Is it sufficiently accurate? 

All else being equal, we would prefer to have the most accurate AI possible. In reality, accuracy is often a trade-off with a multitude of other factors, most notably explainability and robustness.   

I’d encourage you to think in terms of ‘minimum viable intelligence’. This is not just because striving for 100% accuracy will prevent your project from ever launching. It is also because a clear idea of where acceptable boundaries for accuracy are will enable intelligent trade-offs with factors like explainability and robustness.

Is it fair? 

Does your AI system use data reasonably, respect privacy and people’s informed consent?
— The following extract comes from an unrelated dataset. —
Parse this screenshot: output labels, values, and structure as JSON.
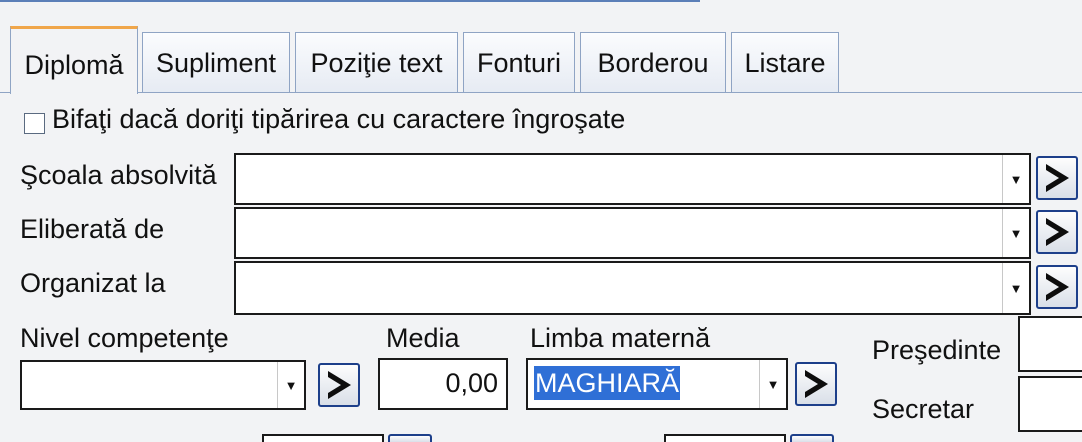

As with any potential controversy in business, science or engineering, I urge you to put yourself in the shoes of each of your stakeholders and ask: is the impact of our AI on them fair? How will it be perceived?

As legislators around the world limber up to continue to extend regulations on AI – most notably in the European Union, United States and Singapore where AI policy is already most mature1 – it is important that the AI community maintains the trust of people and politicians. This way, there should be no reason for them to jump to excessive rules. An environment of trust will help foster innovation and adoption of some transformative applications of AI

So, please do ask yourself: how responsible is my AI? If you would like to talk more about pushing the boundaries of the possibilities of AI in your industry, whilst developing responsibly, please get in touch.  



1These are the highest scoring regions in the Government Artificial Intelligence Readiness Index 2019. Available at

Michal Gabrielczyk
Head of Edge AI

Michal works with clients to explore how their businesses can be transformed with the right mix of cutting-edge technologies. Michal helps our customers apply Cambridge Consultants’ world-leading expertise in AI, silicon, sensing and connectivity to realise their ambitions with AI at the edge.